Facultative Vivipary is a Life-History Trait in Caenorhabditis elegans


  • Jianjun Chen
  • Edward P. Caswell-Chen


bagging, caenorhabditis elegans, life history, longevity, reproduction, survival strategy, vivipary


Organisms partition their resources among growth, maintenance, and reproduction and, when resources become limiting, the allocation to one process necessitates reduced allocation to others. When starved, Caenorhabditis elegans adults retain progeny internally which then consume the parent body contents, and some of those larvae use the resources to reach the resistant, long-lived dauer stage. If starved under similarly extreme conditions, larvae from eggs laid outside of the body are unable to develop into dauers. We interpret this switch from ovipary, or laying eggs, to bearing live young as facultative vivipary. This switch is induced by starvation of late fourth-stage larvae, young adults, or gravid adults. In C. elegans, vivipary is the altruistic allocation of all available parental energy and nutrients to progeny, with the associated costs to adult hermaphrodites of truncated life span and fecundity.
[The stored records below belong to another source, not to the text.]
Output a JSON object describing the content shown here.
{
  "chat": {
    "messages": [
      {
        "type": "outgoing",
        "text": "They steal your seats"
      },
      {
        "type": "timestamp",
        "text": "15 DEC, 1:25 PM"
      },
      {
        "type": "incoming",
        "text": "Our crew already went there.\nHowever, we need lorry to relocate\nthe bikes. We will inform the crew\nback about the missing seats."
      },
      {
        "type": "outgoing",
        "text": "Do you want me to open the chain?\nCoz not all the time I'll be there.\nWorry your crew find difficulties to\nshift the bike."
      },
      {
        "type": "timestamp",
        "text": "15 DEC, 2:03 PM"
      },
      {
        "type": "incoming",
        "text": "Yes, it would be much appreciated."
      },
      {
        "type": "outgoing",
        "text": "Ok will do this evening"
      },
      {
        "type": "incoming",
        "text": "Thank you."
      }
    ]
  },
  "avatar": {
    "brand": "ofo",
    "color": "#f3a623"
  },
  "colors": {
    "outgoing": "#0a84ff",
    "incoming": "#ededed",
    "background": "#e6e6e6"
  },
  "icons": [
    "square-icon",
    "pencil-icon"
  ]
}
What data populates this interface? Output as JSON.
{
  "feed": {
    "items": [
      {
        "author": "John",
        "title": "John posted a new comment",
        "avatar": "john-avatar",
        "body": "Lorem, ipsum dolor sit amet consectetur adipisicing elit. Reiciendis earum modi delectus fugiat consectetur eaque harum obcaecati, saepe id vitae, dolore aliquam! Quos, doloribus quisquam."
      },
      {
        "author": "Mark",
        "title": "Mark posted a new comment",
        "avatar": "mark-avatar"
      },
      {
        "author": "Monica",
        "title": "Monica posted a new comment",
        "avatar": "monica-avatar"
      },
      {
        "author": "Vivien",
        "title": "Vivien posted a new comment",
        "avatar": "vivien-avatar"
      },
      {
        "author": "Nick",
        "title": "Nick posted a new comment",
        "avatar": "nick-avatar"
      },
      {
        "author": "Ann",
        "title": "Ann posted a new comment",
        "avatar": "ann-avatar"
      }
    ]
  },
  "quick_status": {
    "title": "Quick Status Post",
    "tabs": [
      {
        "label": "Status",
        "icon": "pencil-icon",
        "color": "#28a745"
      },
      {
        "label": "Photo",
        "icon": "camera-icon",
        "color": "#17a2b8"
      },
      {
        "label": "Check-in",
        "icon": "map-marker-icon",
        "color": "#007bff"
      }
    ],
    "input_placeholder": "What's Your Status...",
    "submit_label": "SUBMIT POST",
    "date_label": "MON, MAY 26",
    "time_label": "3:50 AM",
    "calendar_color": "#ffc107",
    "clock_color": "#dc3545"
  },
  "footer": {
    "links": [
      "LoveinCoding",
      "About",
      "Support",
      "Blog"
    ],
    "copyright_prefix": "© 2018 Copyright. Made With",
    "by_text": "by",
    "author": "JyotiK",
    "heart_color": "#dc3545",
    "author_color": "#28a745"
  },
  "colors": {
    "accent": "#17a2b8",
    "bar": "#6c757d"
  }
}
As a life-history trait, facultative vivipary is a survival-enhancing response to stress that may provide insights into the evolution of reproduction and longevity.